Improving Supply Procurement on Nursing Units
New York-Presbyterian Hospital Columbia Presbyterian Medical Center
The Capstone team worked with a leadership team at New York-Presbyterian Hospital Columbia Presbyterian Medical Center to develop a process for improving the procurement of supplies on two adult inpatient oncology nursing units, one medical and one surgical. This project was triggered by a time and motion study done in 2006, which showed that nurses are spending significant time away from the bedside to obtain supplies needed for routine or more specialized care. To better assess the needs of the nurses, the team conducted surveys and focus groups with nursing staff. An evaluation of the flow of supplies both from the central supply source to the unit and from the unit supply area to the point of care was undertaken. The team initiated an evidence-based approach and considered limits in modifications to the patient unit. The results can be utilized by the hospital to transfer time spent on obtaining supplies to providing direct bedside care.

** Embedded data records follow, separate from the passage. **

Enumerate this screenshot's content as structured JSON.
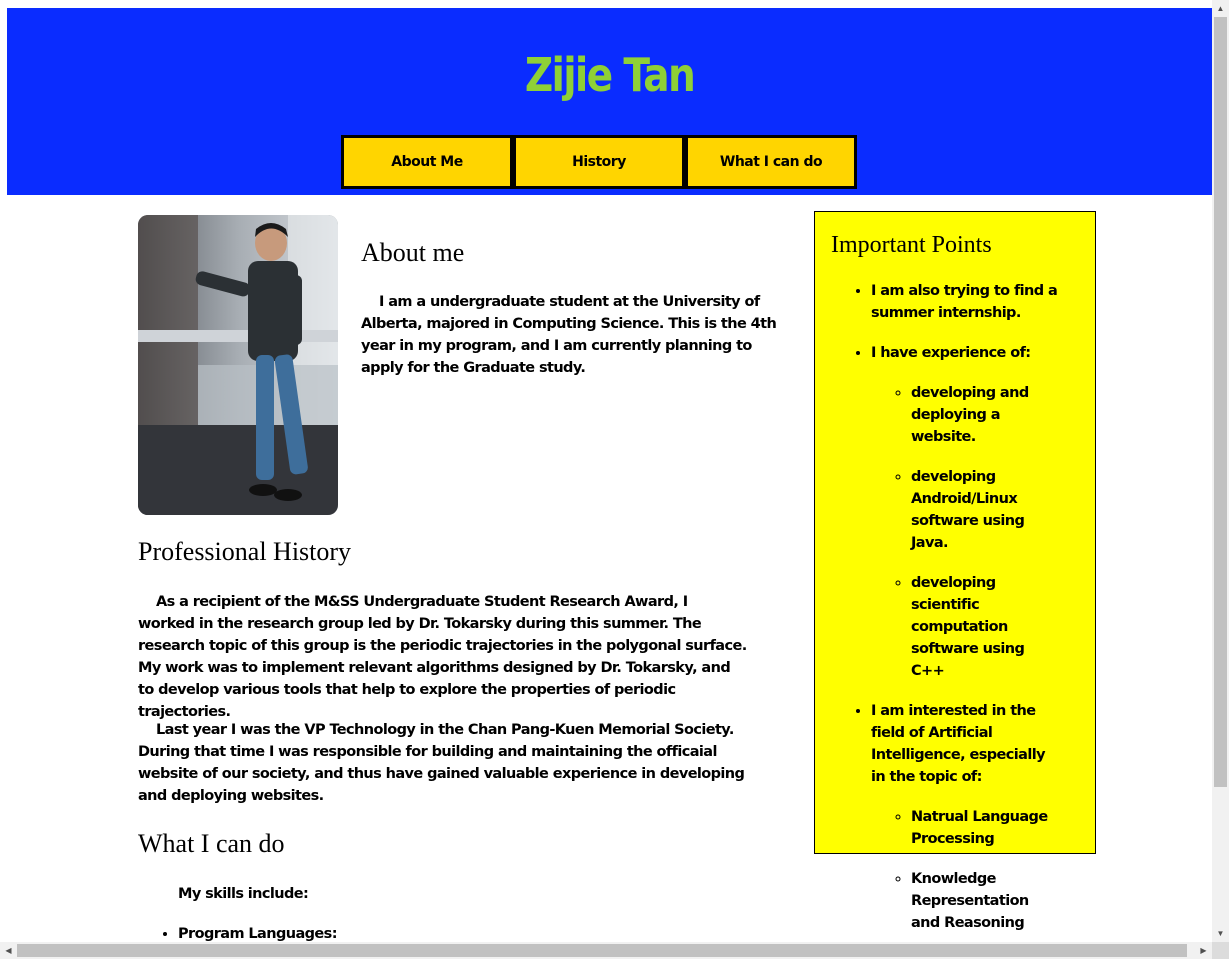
{
  "header": {
    "title": "Zijie Tan",
    "nav": [
      "About Me",
      "History",
      "What I can do"
    ],
    "bg_color": "#0a2cff",
    "title_color": "#8fd036",
    "nav_color": "#ffd500"
  },
  "about": {
    "heading": "About me",
    "text": "I am a undergraduate student at the University of Alberta, majored in Computing Science. This is the 4th year in my program, and I am currently planning to apply for the Graduate study."
  },
  "history": {
    "heading": "Professional History",
    "paragraphs": [
      "As a recipient of the M&SS Undergraduate Student Research Award, I worked in the research group led by Dr. Tokarsky during this summer. The research topic of this group is the periodic trajectories in the polygonal surface. My work was to implement relevant algorithms designed by Dr. Tokarsky, and to develop various tools that help to explore the properties of periodic trajectories.",
      "Last year I was the VP Technology in the Chan Pang-Kuen Memorial Society. During that time I was responsible for building and maintaining the officaial website of our society, and thus have gained valuable experience in developing and deploying websites."
    ]
  },
  "cando": {
    "heading": "What I can do",
    "intro": "My skills include:",
    "items": [
      "Program Languages:"
    ]
  },
  "aside": {
    "heading": "Important Points",
    "bg_color": "#ffff00",
    "points": [
      "I am also trying to find a summer internship.",
      "I have experience of:",
      "I am interested in the field of Artificial Intelligence, especially in the topic of:"
    ],
    "experience": [
      "developing and deploying a website.",
      "developing Android/Linux software using Java.",
      "developing scientific computation software using C++"
    ],
    "interests": [
      "Natrual Language Processing",
      "Knowledge Representation and Reasoning"
    ]
  }
}
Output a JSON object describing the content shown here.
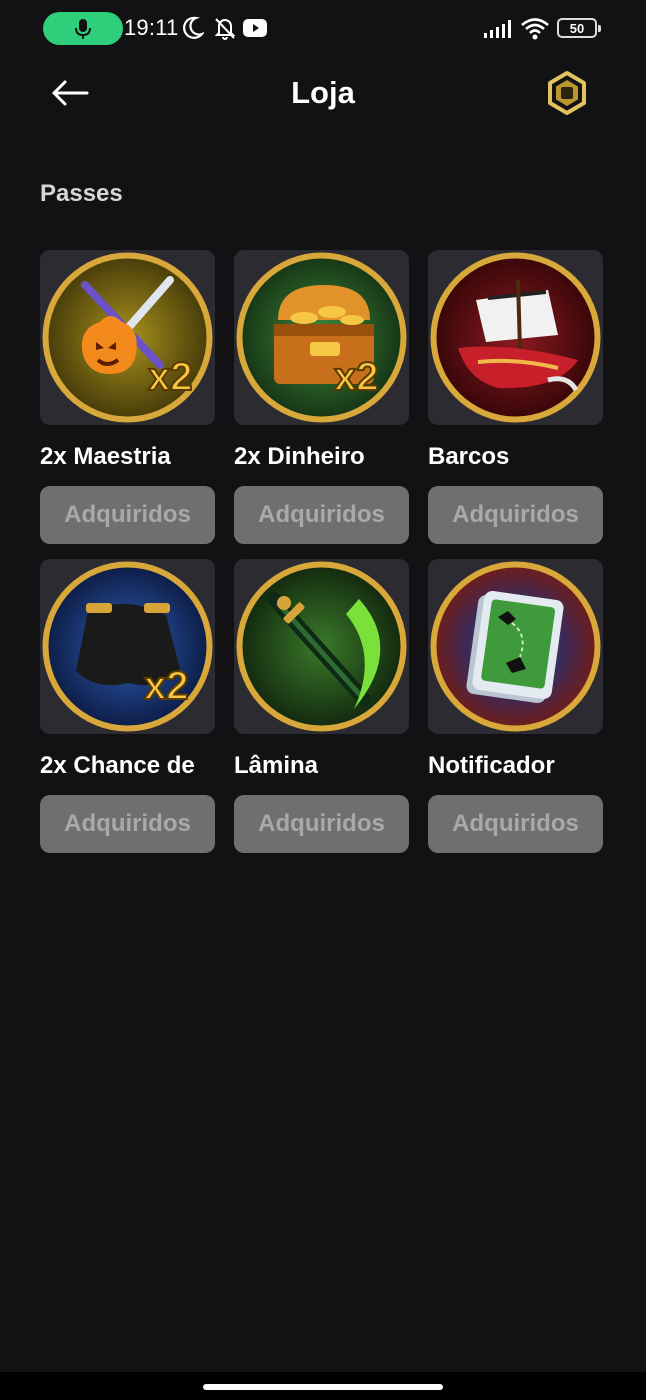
{
  "status_bar": {
    "time": "19:11",
    "battery": "50",
    "icons": [
      "microphone-icon",
      "moon-icon",
      "bell-off-icon",
      "youtube-icon",
      "signal-icon",
      "wifi-icon",
      "battery-icon"
    ],
    "accent": "#2ecf7a"
  },
  "header": {
    "title": "Loja",
    "back_icon": "arrow-left-icon",
    "currency_icon": "robux-icon"
  },
  "section": {
    "title": "Passes"
  },
  "items": [
    {
      "name": "2x Maestria",
      "button": "Adquiridos",
      "icon": "pass-mastery-icon"
    },
    {
      "name": "2x Dinheiro",
      "button": "Adquiridos",
      "icon": "pass-money-icon"
    },
    {
      "name": "Barcos",
      "button": "Adquiridos",
      "icon": "pass-boats-icon"
    },
    {
      "name": "2x Chance de",
      "button": "Adquiridos",
      "icon": "pass-drop-chance-icon"
    },
    {
      "name": "Lâmina",
      "button": "Adquiridos",
      "icon": "pass-blade-icon"
    },
    {
      "name": "Notificador",
      "button": "Adquiridos",
      "icon": "pass-notifier-icon"
    }
  ],
  "colors": {
    "background": "#121214",
    "card": "#2b2b31",
    "button_disabled": "#6f6f72",
    "button_text": "#a9a9ac"
  }
}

Patient Acuity Systems
New York-Presbyterian Morgan Stanley Children's Hospital
The Capstone team formulated two research questions to assess the extent to which the New York-Presbyterian Hospital (NYPH) was utilizing evidence-based nursing sensitive patient acuity measures to manage nurse staffing: what are the current NYPH practices and how would a patient acuity system (at no significant extra cost) improve staffing decisions and patient care at NYPH? The Capstone team identified the current practices on two similar medical-surgical units in the NYPH system. Through a series of interviews and an evidence-based literature review, the team identified criteria to evaluate relevant patient acuity systems in the marketplace. Based on the findings, the Capstone team recommended next steps for the NYPH system with regard to acuity-based staffing.

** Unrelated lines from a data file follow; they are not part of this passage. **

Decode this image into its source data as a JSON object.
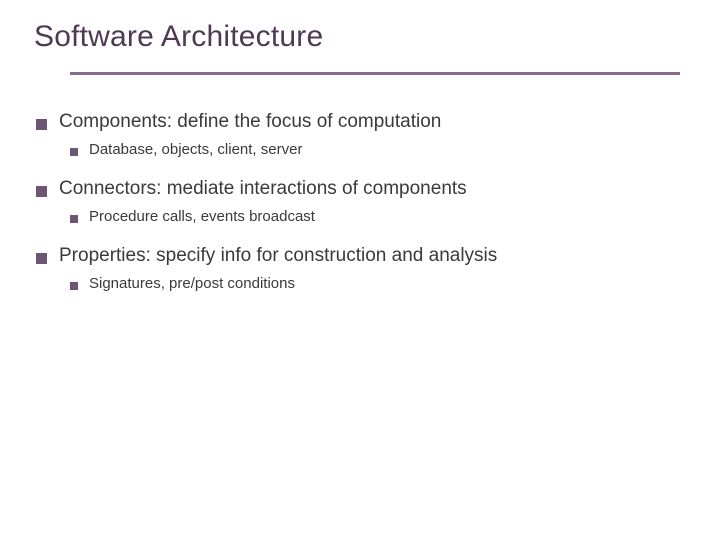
{
  "title": "Software Architecture",
  "items": [
    {
      "text": "Components: define the focus of computation",
      "sub": "Database, objects, client, server"
    },
    {
      "text": "Connectors: mediate interactions of components",
      "sub": "Procedure calls, events broadcast"
    },
    {
      "text": "Properties: specify info for construction and analysis",
      "sub": "Signatures, pre/post conditions"
    }
  ]
}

Streamlining the NYPH Restraint Data Monitoring Process
New York-Presbyterian Hospital Department of nursing
New York-Presbyterian Hospital (NYPH) Department of Nursing is committed to the provision of safe, quality care to its diverse patient population. The vision of the Department of Nursing is to be one of the nation's leaders in nursing best practices; quality, safety and outcomes; research; education; and service excellence. The Capstone team was entrusted to develop a streamlined monitoring process for patient restraint that is efficient, reliable, compliant with regulatory agency requirements, and replicable. The Capstone team reviewed current manual process flow of patient restraint monitoring, hard copies of monitoring tools, and performed an extensive literature review. Nursing Quality Assurance Governing Council members, Patient Care Directors of pilot units, front line staff, Nursing Informatics, clients, and individuals from peer organizations were interviewed to better understand the scope of the project. The information was mapped out, researched, analyzed and a report of initial findings was submitted to the client as a point of reference for NYPH as it moves toward building a more efficient and accurate quality monitoring process. The team's recommendation will provide a hand-off to the client that presents a streamlined process, which includes data mining, timelines, and milestones. The recommendation also defines clear ownership and accountability of the specific campus-based Nursing Quality Assurance Governing Council that can be consistently and equally applied to other quality initiatives.

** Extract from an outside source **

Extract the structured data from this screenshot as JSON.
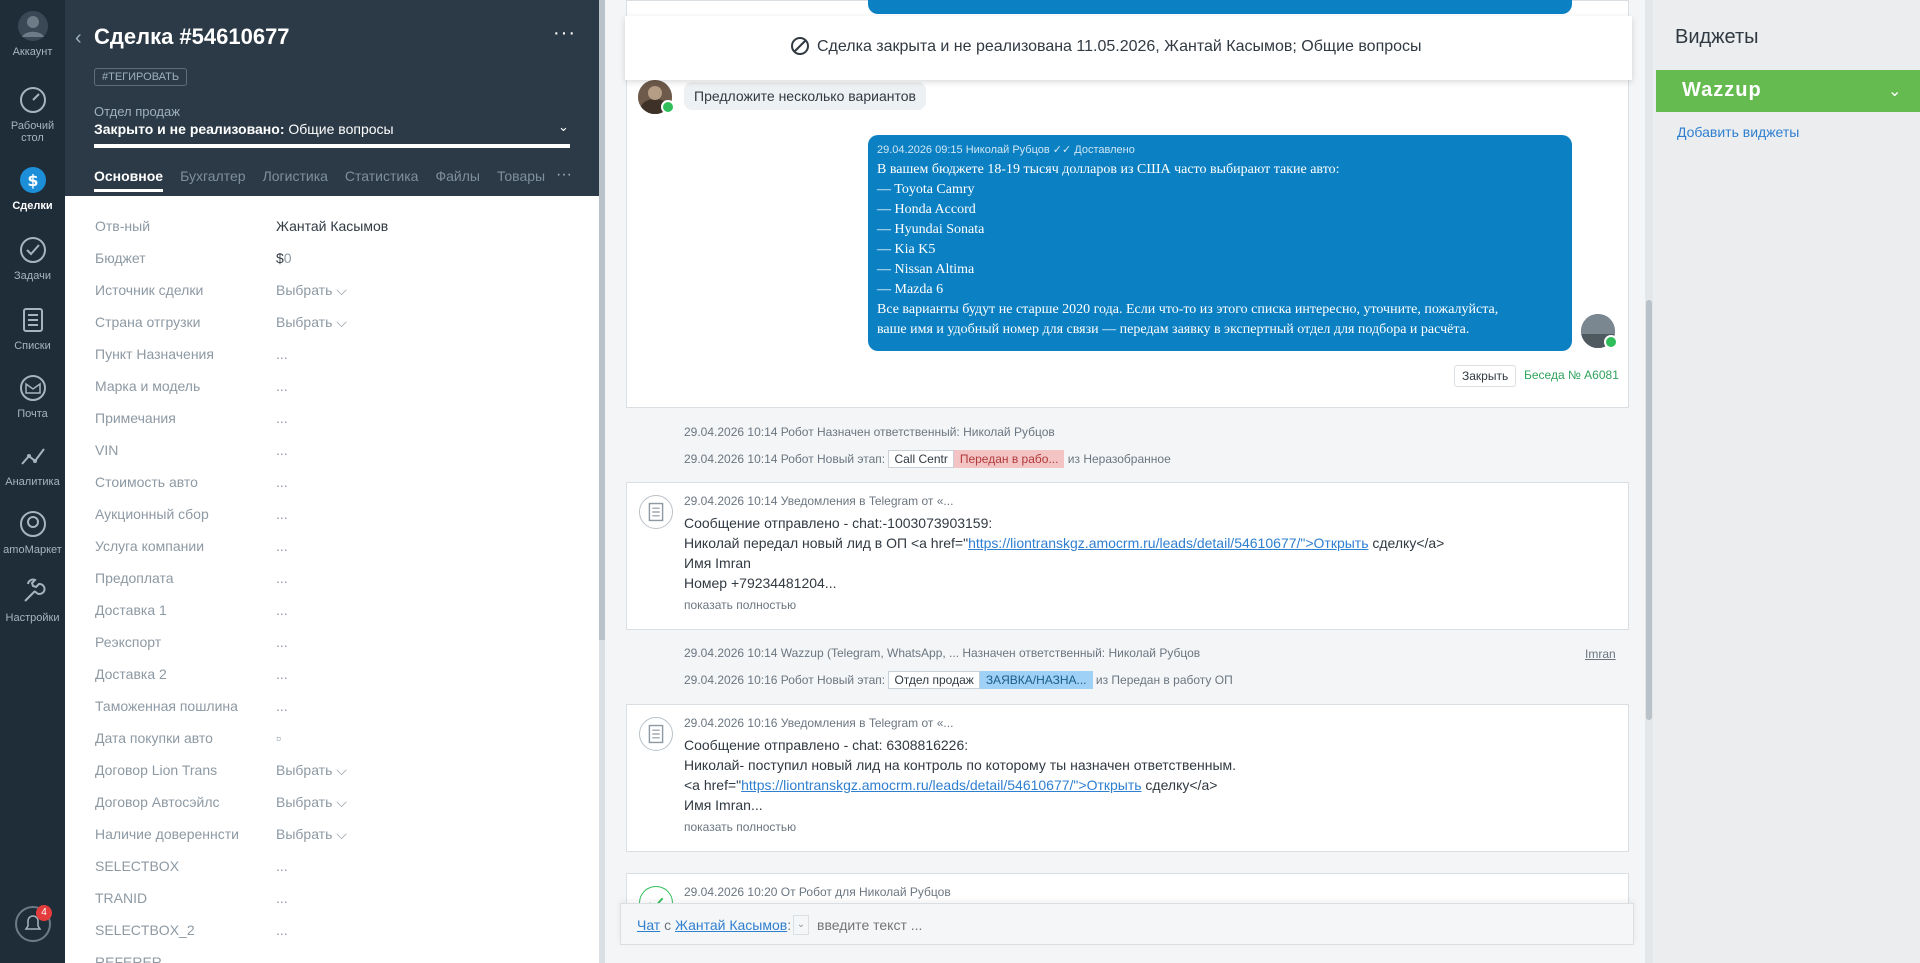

Introducing the Allen Pavilion Nurses to Community Outreach
New York-Presbyterian Allen Pavilion
New York-Presbyterian Hospital (NYPH) is committed to serving the vast array of neighborhoods comprising its service area and recognizes the importance of preserving a local community focus. The Department of Nursing plans for its nurses to have a strong community presence through volunteerism. The Capstone team identified current community outreach efforts at NYPH by conducting surveys and interviews with internal and external stakeholders and identified a local community school as an institution requesting a partnership with a health care facility. The final report includes recommendations to achieve a community outreach program, responding to the community's needs and the Allen Pavilion nurses. In addition, a communication strategy is outlined to better market community programs and increase participation of Allen Pavilion nurses.
Improving Supply Procurement on Nursing Units
New York-Presbyterian Weill Cornell Medical Center
For years, nurses have struggled with balancing bedside service, direct patient care, teaching, and an array of other daily tasks. Several studies have shown that nurses can spend seventeen percent or more of their shift administering medications, which can be equal to or greater than the amount of time they are able to devote to patient teaching and other interventions. New York-Presbyterian Weill Cornell Medical Center requested the Capstone team to observe the medication administration process on several medical-surgical units, identify the barriers that impede a safe and efficient medication administration process and present opportunities for improvement. The recommendations are being developed through observation data analysis, focus group discussions with nurses working on the units studied, and evidence extracted from literature reviews. The recommendations presented to the nursing leadership of New York-Presbyterian Weill Cornell Medical Center will identify opportunities to remove barriers that currently prevent nurses from spending quality time at the bedside.